MATERIAL FOR THE TASK Start Marker
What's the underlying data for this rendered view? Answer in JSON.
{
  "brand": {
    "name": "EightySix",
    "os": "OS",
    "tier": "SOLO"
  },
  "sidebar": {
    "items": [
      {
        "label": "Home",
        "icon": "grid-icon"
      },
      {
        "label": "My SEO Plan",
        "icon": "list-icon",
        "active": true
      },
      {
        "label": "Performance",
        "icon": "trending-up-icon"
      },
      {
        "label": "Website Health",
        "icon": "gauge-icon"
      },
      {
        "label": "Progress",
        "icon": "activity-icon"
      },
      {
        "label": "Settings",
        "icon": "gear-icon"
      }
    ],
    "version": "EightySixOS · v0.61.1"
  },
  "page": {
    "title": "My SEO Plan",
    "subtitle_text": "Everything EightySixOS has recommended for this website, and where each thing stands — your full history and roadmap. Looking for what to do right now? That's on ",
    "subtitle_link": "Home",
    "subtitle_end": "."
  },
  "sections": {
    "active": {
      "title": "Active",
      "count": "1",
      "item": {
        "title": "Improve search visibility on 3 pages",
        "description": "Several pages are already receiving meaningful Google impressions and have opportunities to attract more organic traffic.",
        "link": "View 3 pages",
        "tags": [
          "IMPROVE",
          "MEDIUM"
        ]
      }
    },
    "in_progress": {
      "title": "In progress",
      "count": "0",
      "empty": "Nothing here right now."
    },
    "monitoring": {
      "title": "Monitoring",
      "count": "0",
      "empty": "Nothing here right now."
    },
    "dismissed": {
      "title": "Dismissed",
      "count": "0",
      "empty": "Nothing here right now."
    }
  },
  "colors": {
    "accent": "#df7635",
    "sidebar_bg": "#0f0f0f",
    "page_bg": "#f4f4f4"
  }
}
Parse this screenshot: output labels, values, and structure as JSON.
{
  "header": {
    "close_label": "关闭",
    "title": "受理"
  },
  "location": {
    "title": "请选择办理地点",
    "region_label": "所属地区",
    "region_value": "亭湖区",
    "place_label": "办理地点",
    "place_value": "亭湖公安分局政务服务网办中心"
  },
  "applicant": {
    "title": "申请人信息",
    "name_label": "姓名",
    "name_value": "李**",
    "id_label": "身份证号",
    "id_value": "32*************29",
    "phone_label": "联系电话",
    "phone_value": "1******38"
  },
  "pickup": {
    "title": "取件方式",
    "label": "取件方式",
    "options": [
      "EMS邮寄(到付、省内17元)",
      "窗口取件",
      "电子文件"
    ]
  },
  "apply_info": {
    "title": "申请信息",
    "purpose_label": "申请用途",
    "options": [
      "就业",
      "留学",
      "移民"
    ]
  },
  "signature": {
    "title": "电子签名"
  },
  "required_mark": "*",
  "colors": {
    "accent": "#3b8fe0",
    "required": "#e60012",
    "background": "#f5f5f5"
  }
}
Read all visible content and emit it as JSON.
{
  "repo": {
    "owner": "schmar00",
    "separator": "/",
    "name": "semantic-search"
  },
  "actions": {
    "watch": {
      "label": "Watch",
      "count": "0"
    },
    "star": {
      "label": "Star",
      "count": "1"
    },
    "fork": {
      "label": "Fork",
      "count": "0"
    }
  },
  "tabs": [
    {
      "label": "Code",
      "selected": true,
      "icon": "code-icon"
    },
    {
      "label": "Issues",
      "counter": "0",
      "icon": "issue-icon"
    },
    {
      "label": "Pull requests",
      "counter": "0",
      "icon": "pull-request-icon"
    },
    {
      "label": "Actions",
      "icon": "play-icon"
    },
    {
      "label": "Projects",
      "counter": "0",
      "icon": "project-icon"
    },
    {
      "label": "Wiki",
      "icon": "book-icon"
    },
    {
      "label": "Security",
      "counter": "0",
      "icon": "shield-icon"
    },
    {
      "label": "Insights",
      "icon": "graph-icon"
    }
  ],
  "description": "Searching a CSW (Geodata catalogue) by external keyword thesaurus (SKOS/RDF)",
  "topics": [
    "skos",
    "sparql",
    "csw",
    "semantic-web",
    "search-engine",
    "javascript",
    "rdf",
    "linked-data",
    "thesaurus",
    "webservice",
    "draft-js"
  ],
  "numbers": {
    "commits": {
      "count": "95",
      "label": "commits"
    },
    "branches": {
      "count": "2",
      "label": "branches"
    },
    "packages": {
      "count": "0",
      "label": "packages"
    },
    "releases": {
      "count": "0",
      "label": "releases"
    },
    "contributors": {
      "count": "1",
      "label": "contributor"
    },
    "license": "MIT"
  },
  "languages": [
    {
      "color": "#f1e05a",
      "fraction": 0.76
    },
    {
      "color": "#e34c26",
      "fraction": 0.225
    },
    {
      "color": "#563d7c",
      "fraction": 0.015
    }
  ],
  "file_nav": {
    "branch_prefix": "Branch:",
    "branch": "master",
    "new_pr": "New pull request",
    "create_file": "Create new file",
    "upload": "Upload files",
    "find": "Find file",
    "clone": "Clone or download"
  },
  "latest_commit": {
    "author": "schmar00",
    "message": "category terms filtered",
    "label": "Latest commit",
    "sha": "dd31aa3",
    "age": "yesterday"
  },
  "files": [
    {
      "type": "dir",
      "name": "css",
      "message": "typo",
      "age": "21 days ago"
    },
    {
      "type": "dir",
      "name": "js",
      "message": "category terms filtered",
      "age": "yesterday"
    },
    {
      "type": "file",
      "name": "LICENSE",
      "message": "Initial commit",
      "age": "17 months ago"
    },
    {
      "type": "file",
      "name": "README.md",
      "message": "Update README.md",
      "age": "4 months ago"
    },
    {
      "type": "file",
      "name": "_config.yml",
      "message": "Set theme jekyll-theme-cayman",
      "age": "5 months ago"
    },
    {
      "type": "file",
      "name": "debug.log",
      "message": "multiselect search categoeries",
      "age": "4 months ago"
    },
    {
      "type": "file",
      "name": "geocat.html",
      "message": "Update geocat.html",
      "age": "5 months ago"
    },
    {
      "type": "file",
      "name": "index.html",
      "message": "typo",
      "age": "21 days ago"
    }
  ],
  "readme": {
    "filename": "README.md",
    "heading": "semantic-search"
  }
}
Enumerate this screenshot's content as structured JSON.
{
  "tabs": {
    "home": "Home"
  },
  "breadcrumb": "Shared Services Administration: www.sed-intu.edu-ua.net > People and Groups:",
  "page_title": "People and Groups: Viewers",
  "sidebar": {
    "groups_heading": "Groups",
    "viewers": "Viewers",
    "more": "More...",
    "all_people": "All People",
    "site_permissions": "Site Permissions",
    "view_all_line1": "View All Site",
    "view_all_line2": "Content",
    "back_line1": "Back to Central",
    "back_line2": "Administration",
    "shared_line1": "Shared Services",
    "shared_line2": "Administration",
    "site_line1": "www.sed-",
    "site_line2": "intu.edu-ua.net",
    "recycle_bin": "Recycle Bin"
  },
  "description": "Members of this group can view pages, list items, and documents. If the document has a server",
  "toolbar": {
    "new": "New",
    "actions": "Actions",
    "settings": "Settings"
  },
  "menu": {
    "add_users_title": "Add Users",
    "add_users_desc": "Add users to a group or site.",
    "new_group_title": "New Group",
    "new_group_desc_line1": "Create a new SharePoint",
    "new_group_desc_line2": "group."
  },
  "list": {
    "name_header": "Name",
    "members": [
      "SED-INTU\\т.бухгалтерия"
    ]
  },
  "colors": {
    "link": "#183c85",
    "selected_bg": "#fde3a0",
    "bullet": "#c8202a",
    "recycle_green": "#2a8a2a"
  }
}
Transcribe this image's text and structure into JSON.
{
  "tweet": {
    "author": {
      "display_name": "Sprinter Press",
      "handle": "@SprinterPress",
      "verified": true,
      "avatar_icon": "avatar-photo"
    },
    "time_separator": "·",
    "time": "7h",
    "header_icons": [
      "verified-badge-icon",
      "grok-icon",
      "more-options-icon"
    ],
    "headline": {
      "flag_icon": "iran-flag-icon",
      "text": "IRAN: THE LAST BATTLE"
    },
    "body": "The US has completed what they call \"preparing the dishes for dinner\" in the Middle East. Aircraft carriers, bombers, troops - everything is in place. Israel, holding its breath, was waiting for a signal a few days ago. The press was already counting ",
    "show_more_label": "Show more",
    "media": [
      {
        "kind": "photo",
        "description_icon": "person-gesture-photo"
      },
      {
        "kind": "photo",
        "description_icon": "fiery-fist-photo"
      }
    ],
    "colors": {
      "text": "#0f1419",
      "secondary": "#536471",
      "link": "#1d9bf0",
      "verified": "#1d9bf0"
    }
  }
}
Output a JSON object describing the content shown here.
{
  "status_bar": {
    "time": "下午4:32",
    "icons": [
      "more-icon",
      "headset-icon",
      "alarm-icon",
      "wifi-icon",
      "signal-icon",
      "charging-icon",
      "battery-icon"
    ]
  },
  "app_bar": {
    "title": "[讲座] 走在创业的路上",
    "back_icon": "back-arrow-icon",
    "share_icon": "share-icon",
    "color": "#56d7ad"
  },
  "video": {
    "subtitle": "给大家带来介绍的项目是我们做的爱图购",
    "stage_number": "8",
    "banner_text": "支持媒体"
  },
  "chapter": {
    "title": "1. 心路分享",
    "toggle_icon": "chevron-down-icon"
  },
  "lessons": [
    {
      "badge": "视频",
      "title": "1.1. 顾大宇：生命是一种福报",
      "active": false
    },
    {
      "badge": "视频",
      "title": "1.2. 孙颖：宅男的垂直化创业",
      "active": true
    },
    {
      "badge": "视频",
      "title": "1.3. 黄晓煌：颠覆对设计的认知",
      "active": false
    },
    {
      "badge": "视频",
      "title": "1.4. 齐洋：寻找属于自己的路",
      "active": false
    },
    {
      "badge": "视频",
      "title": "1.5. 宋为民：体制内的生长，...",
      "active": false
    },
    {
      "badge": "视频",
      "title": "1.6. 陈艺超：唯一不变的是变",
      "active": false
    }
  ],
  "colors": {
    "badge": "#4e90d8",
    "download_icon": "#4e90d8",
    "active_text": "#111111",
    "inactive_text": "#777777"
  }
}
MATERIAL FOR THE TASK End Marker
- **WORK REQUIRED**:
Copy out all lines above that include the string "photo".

- **SOLUTION**:
      "avatar_icon": "avatar-photo"
        "kind": "photo",
        "description_icon": "person-gesture-photo"
        "kind": "photo",
        "description_icon": "fiery-fist-photo"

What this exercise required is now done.